### Your objective
Filter on the word "FECHA": copy each matching line from the listing below.

Records provided Start Marker

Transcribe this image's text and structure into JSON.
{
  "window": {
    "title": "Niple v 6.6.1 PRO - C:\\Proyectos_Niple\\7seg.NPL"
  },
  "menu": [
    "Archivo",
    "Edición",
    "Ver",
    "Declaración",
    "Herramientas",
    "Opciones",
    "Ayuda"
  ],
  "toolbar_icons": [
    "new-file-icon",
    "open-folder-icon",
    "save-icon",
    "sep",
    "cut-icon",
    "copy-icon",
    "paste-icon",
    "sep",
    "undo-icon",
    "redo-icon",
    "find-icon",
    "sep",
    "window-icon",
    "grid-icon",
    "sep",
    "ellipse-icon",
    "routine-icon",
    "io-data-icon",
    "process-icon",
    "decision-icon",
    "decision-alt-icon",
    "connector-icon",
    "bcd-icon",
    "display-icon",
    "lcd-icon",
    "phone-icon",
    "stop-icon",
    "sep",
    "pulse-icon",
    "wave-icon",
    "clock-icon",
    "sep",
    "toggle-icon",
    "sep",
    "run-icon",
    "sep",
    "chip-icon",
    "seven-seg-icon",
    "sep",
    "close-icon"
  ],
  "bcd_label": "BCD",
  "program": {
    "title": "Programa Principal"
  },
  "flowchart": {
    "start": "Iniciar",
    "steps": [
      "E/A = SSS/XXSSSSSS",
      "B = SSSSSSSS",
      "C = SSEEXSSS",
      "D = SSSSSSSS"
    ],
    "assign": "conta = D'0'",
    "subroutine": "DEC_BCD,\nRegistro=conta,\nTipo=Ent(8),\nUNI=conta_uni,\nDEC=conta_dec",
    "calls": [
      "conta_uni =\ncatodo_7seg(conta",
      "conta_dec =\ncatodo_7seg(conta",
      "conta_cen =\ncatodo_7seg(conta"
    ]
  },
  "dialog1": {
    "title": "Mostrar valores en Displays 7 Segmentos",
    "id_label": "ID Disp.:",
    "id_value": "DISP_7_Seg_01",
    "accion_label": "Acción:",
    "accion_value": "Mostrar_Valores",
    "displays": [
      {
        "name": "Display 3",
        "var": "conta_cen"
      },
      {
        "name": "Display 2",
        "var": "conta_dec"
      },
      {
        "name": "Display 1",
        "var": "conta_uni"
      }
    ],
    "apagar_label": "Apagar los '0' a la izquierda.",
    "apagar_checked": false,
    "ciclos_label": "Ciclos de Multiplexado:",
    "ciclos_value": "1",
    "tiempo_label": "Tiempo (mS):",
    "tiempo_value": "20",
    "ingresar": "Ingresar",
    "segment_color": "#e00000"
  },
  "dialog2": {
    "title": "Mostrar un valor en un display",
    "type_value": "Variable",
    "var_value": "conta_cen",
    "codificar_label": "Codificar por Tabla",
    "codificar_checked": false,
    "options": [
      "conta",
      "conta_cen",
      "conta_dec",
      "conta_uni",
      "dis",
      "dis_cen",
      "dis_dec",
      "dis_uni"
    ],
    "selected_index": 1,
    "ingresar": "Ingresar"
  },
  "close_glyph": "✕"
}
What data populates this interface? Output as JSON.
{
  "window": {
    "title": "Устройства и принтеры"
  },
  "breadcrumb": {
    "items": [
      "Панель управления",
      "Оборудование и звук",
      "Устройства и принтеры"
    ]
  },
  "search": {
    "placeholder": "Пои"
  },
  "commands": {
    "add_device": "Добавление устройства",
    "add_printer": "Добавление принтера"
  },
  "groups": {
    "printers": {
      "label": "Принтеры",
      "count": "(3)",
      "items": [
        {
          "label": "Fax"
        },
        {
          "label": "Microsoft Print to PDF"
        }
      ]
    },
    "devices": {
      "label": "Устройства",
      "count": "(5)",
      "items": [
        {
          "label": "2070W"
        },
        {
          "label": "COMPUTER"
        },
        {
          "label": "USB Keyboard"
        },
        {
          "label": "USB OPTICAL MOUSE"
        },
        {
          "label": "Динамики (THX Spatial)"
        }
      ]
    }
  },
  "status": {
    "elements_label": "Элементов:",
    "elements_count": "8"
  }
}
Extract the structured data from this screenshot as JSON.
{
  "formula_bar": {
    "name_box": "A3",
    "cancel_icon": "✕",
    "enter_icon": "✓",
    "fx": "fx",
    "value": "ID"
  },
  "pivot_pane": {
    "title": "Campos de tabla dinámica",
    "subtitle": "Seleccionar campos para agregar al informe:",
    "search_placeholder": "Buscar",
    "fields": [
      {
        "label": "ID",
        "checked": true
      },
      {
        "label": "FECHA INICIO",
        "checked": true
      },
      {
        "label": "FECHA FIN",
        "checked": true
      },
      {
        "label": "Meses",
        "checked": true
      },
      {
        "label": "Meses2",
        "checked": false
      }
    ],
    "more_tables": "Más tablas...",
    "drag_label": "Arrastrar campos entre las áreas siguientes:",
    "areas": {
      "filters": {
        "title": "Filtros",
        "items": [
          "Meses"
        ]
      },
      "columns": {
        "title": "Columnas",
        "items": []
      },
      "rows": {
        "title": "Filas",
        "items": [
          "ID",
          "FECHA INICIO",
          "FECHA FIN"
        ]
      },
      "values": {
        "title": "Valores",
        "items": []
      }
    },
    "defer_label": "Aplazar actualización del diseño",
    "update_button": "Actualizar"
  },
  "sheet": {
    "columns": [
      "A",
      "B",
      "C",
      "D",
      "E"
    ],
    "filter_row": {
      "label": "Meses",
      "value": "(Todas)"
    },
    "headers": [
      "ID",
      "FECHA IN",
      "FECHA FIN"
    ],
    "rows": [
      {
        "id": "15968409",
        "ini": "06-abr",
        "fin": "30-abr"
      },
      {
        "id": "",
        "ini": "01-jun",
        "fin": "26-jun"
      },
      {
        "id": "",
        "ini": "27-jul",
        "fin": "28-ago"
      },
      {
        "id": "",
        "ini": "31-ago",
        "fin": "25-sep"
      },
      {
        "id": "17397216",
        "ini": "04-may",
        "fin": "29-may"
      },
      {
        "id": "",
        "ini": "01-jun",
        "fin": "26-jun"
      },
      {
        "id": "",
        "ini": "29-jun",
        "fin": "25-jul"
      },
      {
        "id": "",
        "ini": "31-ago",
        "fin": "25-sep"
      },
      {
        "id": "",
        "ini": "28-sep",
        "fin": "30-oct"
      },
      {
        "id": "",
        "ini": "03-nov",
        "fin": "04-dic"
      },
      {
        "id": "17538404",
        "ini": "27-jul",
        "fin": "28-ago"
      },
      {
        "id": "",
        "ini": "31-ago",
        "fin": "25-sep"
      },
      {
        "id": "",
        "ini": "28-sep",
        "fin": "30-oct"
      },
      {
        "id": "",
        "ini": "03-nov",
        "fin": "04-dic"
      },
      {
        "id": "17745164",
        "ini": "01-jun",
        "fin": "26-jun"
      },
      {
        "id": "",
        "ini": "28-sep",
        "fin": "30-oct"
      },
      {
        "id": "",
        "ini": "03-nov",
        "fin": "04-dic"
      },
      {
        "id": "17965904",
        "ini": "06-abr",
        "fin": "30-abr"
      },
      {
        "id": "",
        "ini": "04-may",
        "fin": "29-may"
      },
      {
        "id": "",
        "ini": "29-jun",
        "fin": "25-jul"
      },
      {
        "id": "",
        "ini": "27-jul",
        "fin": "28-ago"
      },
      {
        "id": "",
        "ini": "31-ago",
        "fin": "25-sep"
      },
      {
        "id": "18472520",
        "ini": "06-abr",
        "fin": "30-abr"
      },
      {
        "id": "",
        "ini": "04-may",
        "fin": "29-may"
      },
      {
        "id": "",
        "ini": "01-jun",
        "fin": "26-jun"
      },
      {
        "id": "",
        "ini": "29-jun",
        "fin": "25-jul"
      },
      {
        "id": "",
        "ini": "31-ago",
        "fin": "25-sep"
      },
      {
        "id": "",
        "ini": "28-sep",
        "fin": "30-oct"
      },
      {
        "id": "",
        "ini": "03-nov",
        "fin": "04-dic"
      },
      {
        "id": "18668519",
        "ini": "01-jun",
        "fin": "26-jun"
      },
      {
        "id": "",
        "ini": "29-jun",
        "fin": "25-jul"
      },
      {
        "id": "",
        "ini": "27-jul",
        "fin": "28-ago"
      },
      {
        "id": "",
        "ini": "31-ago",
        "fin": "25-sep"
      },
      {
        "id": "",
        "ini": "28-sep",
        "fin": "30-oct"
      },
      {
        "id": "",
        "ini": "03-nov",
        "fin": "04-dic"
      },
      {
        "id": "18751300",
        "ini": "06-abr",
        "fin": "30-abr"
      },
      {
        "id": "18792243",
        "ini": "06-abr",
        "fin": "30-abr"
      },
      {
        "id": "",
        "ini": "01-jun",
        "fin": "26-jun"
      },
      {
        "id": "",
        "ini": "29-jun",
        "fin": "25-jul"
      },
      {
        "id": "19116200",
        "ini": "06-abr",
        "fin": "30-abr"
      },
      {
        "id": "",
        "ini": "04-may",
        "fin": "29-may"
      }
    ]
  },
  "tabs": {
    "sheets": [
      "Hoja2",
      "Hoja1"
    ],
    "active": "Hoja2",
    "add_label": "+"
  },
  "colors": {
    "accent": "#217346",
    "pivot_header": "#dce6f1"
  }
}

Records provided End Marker

### Answer to this problem
        "label": "FECHA INICIO",
        "label": "FECHA FIN",
          "FECHA INICIO",
          "FECHA FIN"
      "FECHA IN",
      "FECHA FIN"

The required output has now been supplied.